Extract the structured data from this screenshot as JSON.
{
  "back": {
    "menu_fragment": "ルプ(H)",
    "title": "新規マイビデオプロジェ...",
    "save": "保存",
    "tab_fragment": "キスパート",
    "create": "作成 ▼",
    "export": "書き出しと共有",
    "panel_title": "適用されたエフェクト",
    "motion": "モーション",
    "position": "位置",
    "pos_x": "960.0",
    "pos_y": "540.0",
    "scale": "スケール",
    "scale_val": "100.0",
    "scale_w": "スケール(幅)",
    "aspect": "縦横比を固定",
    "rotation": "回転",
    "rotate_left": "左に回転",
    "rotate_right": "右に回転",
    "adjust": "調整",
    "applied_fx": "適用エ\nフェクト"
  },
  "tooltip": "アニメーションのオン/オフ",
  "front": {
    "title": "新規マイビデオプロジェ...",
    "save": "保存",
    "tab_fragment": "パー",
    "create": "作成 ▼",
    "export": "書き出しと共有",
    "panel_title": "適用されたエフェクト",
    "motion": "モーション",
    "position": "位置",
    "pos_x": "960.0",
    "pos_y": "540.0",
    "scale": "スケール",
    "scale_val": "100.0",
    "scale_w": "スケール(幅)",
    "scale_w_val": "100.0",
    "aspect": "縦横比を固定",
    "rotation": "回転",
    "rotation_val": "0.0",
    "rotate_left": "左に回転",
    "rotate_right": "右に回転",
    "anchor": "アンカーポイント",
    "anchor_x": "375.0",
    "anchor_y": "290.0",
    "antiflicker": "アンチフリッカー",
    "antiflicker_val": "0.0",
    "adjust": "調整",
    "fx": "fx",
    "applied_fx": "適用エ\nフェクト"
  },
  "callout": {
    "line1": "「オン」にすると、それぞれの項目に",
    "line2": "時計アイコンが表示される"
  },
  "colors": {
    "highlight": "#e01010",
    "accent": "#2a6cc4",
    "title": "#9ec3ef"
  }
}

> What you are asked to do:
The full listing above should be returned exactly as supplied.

> Reply:
Extract the structured data from this screenshot as JSON.
{
  "back": {
    "menu_fragment": "ルプ(H)",
    "title": "新規マイビデオプロジェ...",
    "save": "保存",
    "tab_fragment": "キスパート",
    "create": "作成 ▼",
    "export": "書き出しと共有",
    "panel_title": "適用されたエフェクト",
    "motion": "モーション",
    "position": "位置",
    "pos_x": "960.0",
    "pos_y": "540.0",
    "scale": "スケール",
    "scale_val": "100.0",
    "scale_w": "スケール(幅)",
    "aspect": "縦横比を固定",
    "rotation": "回転",
    "rotate_left": "左に回転",
    "rotate_right": "右に回転",
    "adjust": "調整",
    "applied_fx": "適用エ\nフェクト"
  },
  "tooltip": "アニメーションのオン/オフ",
  "front": {
    "title": "新規マイビデオプロジェ...",
    "save": "保存",
    "tab_fragment": "パー",
    "create": "作成 ▼",
    "export": "書き出しと共有",
    "panel_title": "適用されたエフェクト",
    "motion": "モーション",
    "position": "位置",
    "pos_x": "960.0",
    "pos_y": "540.0",
    "scale": "スケール",
    "scale_val": "100.0",
    "scale_w": "スケール(幅)",
    "scale_w_val": "100.0",
    "aspect": "縦横比を固定",
    "rotation": "回転",
    "rotation_val": "0.0",
    "rotate_left": "左に回転",
    "rotate_right": "右に回転",
    "anchor": "アンカーポイント",
    "anchor_x": "375.0",
    "anchor_y": "290.0",
    "antiflicker": "アンチフリッカー",
    "antiflicker_val": "0.0",
    "adjust": "調整",
    "fx": "fx",
    "applied_fx": "適用エ\nフェクト"
  },
  "callout": {
    "line1": "「オン」にすると、それぞれの項目に",
    "line2": "時計アイコンが表示される"
  },
  "colors": {
    "highlight": "#e01010",
    "accent": "#2a6cc4",
    "title": "#9ec3ef"
  }
}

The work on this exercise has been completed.